Consider this: a building, when complete, is every bit a representational artifact as it is a gadget for keeping off the rain. It encodes a set of constraints and affordances that literally program how human beings interact with one another. Architects have known about and harnessed this effect for various ends since the first buildings. Alexander’s interest is in creating structure that supports the widest range of freedom in ordinary human life. To achieve this, he uses the current representational—that is to say, geometric—state of the system, on the ground, to compute the next step in the construction process, itself a recursive application of a carefully-selected set of fundamental morphisms. . . .
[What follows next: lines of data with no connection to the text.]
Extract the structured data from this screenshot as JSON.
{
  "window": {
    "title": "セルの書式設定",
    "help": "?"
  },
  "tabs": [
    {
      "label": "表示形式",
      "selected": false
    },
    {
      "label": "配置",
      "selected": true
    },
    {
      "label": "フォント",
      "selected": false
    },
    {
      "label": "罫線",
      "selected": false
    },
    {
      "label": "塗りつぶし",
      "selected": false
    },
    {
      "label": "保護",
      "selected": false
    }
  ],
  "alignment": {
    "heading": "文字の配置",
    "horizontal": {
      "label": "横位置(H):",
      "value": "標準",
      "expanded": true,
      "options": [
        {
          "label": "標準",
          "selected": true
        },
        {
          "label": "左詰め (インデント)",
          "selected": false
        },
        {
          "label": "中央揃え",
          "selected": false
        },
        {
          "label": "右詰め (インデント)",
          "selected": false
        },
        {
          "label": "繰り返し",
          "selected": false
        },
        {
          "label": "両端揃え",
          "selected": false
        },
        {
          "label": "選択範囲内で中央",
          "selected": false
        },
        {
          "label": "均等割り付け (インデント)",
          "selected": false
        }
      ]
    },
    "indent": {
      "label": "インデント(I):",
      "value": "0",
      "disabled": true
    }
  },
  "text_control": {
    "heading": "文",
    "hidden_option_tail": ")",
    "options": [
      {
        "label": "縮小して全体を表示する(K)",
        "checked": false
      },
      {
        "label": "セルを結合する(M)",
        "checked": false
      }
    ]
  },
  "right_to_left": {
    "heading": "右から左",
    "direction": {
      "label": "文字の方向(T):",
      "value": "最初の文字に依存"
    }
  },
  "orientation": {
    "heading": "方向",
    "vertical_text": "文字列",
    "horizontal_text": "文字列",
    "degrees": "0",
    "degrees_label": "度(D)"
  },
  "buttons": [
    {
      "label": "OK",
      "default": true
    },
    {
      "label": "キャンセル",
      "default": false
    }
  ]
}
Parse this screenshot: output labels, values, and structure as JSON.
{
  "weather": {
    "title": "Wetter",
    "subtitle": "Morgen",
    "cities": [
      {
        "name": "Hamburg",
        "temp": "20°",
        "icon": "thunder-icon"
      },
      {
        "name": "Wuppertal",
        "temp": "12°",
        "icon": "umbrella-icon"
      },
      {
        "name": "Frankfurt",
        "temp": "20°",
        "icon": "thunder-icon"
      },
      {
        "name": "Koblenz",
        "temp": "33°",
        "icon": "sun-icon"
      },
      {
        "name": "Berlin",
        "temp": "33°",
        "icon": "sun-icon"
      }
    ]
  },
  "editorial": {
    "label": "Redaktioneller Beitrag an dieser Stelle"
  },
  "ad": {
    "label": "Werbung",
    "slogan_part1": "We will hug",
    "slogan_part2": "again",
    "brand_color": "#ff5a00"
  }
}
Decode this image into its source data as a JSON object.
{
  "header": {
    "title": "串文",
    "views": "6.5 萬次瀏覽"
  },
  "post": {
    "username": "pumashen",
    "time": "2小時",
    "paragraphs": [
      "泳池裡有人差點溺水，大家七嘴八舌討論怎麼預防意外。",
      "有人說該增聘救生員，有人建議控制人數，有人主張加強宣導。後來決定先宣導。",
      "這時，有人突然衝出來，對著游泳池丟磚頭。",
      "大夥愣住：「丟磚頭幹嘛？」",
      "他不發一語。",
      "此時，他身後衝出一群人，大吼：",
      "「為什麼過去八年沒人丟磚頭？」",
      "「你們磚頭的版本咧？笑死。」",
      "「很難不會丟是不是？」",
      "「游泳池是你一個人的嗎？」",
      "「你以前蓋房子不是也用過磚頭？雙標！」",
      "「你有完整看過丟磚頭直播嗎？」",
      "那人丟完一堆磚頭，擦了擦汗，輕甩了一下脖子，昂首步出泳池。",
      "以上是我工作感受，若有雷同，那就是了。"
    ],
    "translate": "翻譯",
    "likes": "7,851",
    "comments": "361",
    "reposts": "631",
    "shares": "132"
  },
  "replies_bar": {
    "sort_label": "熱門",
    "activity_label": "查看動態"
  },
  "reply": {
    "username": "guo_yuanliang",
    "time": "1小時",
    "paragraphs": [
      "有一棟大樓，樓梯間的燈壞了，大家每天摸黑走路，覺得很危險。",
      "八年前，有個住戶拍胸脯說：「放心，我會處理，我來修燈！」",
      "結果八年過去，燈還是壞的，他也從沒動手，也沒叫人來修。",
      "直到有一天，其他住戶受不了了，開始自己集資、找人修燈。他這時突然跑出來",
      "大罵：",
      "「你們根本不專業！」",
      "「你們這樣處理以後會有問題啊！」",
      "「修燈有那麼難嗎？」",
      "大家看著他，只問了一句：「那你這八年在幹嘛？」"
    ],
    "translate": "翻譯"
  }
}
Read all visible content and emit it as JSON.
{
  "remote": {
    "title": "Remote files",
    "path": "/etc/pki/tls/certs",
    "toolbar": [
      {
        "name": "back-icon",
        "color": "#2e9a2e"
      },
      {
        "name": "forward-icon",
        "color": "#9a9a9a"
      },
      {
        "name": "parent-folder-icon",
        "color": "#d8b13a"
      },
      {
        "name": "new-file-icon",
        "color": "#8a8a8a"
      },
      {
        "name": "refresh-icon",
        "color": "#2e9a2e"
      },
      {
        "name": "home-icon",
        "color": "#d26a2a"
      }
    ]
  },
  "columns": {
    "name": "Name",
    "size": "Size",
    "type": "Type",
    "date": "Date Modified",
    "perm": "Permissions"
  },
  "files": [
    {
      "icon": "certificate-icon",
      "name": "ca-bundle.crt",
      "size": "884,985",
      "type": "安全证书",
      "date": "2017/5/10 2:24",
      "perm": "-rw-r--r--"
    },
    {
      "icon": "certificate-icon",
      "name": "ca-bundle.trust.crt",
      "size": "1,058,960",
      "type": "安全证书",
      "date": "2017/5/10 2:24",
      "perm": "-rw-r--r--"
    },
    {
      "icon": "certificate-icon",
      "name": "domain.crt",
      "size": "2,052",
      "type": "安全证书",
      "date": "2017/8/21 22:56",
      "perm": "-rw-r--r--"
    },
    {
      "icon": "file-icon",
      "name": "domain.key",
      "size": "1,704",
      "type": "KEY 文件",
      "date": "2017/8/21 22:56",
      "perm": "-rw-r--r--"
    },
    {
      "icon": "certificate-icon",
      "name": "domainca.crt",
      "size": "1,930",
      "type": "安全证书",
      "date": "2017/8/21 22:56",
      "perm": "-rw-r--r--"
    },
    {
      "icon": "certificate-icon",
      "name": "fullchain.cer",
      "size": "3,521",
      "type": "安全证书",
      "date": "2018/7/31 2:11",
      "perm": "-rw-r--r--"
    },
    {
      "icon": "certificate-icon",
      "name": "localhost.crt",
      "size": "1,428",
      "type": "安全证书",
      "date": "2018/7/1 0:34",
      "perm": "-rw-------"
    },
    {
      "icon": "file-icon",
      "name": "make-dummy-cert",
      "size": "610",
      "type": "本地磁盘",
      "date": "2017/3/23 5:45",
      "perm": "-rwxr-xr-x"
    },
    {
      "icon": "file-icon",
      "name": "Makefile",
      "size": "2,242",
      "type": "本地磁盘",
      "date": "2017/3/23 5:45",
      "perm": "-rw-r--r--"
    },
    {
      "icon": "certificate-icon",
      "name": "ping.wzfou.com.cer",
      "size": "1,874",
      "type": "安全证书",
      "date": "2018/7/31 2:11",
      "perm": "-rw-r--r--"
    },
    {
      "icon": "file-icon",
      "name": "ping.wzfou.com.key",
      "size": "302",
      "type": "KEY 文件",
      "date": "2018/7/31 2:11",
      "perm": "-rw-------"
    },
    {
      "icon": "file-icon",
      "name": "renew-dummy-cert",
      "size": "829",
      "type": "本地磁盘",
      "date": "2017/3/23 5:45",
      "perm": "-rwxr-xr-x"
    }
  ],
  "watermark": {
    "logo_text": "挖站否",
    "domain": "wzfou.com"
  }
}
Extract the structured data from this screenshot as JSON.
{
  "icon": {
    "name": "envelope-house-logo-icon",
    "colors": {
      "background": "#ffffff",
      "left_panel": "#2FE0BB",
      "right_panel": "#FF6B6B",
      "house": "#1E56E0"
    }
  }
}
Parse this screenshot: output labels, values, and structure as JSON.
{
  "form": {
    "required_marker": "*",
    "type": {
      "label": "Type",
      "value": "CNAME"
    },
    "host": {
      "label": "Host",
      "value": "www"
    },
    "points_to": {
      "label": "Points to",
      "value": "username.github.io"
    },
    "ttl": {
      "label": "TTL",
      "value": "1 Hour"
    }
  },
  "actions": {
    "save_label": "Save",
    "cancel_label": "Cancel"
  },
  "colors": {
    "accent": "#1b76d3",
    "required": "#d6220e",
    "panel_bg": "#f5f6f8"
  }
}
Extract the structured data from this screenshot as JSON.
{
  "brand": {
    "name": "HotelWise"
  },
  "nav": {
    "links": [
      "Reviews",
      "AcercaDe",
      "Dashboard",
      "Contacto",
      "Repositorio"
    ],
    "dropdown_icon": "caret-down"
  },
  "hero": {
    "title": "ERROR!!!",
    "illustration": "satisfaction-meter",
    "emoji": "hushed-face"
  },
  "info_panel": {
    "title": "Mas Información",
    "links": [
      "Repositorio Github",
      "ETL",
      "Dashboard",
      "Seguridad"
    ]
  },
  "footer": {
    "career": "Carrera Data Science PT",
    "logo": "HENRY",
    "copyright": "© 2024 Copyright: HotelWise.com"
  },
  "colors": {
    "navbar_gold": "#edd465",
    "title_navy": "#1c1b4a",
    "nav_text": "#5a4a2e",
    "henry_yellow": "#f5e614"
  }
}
There is an idea prevalent in our culture that if we just find the right system, we can ride it out in perpetuity. We can gamify social interaction. This idea is manifested most prominently in the departments of psychology, sociology, law, political science, and economics. Moreover, there are now actual game designers who have expressed an interest in tinkering with public policy. I want to suggest that the very idea of trying to define an all-encompassing system, no matter how fair you try to make it, will always produce systems whose rules benefit the makers, and whose externalities they can at best benefit from, and at worst ignore. . .
Rather than design master plans, we designers of systems should instead design federations of little systems linked together by extensible protocols and generic interfaces. This way we can create complex systems without having to explicitly define them. These protocols and interfaces themselves are systems which, in order to work, must constrain what can be said. This is why we still have to deliberately blow these systems up and reassemble them every once in a while. It’s essential that we understand that. . . .
Alexander has found a way to create buildings—at a competitive cost—without a master plan. Rather, he uses a protocol that sequentially applies discrete, structure-preserving transformations to a region of space, all the while taking continual input from the users, the surroundings, and the partially-computed product. The result is a building which is considerably better adapted to the real environment in which it needs to function.
Why the buildings are better adapted are because they shape and give definition to physical space without imposing upon it. The structure affords certain patterns of social interaction, rather than prescribing them. The people who use Alexander’s buildings report an unprecedented sense of freedom and belonging. What’s more, the process to create these buildings causes them to exhibit a conspicuous geometric pattern, which becomes a signal to people that the structure behaves this way.
–Dorian Taylor, “Toward a Theory of Design as Computation” on DorianTaylor.com